[Data supplied Boundary: Start]

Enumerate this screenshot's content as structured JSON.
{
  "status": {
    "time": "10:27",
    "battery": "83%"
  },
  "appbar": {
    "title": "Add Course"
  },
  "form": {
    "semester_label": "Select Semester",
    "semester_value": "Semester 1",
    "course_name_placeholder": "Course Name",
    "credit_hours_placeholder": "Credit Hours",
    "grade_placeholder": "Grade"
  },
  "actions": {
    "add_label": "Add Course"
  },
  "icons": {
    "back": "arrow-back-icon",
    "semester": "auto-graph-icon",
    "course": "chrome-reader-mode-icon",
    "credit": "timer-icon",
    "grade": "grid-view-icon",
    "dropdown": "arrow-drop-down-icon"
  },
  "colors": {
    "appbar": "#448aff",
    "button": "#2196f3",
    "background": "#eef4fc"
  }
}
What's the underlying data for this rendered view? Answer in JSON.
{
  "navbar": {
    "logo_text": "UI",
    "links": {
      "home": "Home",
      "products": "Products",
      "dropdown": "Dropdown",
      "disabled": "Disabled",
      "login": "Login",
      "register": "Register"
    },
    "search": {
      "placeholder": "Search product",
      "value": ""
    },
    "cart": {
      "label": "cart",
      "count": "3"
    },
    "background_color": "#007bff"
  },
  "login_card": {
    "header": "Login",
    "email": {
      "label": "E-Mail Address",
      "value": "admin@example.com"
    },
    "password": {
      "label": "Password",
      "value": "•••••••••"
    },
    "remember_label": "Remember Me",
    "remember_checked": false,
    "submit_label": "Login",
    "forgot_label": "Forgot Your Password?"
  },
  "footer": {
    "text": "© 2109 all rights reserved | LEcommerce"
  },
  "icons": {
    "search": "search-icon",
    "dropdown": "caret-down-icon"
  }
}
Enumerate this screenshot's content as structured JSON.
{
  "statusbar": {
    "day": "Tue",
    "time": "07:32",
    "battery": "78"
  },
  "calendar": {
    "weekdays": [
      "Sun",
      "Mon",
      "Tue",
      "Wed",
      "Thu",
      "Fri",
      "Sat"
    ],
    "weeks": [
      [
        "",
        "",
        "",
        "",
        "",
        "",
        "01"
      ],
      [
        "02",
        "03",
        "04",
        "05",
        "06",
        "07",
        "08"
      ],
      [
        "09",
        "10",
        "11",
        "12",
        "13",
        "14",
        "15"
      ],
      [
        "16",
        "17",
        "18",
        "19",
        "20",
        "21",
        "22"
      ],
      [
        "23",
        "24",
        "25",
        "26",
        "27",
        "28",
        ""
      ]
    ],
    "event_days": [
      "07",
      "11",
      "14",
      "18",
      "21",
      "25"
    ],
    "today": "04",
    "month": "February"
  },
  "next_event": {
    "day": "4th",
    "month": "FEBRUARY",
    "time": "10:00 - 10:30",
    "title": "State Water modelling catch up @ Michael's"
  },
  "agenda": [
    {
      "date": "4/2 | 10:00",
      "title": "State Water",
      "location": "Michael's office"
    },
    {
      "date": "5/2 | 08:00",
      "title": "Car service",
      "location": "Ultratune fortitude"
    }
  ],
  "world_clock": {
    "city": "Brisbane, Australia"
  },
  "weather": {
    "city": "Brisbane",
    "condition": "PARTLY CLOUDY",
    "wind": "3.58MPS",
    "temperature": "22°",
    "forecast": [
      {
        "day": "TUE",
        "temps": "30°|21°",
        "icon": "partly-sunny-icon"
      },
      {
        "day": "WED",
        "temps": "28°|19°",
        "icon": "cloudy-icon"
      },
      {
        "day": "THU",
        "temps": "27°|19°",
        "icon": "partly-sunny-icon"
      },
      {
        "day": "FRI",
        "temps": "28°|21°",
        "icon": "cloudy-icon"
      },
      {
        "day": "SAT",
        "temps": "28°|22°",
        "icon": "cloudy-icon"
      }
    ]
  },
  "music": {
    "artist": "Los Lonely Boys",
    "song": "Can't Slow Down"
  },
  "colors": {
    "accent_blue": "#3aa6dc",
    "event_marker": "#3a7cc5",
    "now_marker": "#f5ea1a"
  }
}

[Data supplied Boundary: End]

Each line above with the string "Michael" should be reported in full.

Response to this exercise:
    "title": "State Water modelling catch up @ Michael's"
      "location": "Michael's office"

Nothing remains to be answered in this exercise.